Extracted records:
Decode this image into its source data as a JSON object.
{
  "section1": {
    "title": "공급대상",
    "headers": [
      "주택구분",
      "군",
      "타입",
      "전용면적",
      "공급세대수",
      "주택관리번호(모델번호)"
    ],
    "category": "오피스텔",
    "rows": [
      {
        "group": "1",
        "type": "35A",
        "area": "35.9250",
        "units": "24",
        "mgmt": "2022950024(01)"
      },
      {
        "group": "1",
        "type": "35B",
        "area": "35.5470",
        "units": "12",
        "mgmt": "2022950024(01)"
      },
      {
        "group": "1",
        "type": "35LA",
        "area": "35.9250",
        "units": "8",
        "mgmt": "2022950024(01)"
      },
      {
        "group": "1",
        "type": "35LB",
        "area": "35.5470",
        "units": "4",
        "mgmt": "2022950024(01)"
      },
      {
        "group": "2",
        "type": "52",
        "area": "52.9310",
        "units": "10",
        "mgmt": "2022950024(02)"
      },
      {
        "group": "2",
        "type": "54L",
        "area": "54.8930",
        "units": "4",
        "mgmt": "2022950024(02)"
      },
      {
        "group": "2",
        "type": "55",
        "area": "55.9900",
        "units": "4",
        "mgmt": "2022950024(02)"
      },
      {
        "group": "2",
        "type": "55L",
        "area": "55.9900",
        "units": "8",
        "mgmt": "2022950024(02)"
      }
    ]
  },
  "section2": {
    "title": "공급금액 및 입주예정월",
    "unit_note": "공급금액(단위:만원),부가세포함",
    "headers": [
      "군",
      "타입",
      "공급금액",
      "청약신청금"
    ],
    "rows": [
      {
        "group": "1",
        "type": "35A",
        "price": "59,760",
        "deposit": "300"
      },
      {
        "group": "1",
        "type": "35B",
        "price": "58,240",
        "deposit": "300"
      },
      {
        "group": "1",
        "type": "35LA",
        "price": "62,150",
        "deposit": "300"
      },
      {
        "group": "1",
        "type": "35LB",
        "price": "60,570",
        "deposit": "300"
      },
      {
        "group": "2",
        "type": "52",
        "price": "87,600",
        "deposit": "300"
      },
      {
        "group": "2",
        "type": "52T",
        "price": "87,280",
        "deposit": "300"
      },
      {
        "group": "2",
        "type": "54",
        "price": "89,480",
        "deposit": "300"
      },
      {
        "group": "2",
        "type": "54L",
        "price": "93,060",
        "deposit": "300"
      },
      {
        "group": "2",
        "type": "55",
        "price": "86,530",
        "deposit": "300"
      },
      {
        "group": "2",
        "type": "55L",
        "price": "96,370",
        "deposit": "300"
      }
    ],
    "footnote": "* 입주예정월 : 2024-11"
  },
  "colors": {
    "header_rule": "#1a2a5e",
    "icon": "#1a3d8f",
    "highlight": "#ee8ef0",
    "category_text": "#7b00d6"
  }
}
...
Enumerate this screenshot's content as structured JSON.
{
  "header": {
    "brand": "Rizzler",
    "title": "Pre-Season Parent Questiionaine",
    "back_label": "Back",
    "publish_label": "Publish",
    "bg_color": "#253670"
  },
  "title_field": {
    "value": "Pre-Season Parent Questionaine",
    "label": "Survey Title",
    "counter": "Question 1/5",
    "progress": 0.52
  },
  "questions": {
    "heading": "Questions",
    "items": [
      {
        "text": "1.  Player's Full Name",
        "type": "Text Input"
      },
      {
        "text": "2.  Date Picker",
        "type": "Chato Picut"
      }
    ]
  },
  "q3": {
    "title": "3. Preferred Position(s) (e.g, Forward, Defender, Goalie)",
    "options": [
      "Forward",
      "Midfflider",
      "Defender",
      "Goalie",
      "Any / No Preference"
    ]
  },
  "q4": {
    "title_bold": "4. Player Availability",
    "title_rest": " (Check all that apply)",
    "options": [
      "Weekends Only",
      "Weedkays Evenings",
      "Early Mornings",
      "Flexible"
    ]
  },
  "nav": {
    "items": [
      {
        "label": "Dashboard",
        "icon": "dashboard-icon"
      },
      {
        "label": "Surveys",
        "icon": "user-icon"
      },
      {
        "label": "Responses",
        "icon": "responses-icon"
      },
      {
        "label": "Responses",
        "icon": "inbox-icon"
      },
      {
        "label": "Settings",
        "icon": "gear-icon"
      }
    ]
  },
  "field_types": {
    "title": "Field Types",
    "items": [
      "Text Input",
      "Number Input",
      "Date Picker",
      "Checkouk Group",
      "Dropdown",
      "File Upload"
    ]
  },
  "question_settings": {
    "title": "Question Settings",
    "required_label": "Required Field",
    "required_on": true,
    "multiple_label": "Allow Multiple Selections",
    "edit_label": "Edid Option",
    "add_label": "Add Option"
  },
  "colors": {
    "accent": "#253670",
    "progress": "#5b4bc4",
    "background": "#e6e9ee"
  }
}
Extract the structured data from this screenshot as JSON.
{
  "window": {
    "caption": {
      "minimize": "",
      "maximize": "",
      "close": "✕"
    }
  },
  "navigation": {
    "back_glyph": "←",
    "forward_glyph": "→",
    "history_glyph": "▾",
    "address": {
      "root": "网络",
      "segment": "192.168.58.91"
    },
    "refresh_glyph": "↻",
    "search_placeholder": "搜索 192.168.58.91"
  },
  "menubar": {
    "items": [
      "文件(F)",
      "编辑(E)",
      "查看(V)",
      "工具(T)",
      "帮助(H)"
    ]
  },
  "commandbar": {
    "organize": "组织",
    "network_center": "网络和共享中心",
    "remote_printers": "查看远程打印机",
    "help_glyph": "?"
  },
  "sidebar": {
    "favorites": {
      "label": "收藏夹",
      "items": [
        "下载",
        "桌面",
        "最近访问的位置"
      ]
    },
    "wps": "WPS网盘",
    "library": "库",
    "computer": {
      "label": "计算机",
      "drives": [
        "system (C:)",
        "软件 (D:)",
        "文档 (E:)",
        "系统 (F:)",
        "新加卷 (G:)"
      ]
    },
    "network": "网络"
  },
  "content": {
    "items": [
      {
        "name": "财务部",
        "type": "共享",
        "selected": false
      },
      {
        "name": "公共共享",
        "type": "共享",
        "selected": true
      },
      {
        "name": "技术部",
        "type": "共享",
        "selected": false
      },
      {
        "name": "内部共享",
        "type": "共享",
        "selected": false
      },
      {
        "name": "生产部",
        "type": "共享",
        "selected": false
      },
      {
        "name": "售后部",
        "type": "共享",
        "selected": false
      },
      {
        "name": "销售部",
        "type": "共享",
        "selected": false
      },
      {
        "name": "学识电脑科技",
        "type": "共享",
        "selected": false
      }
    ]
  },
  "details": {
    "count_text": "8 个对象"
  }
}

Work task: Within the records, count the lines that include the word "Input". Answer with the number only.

Solution for this task: 3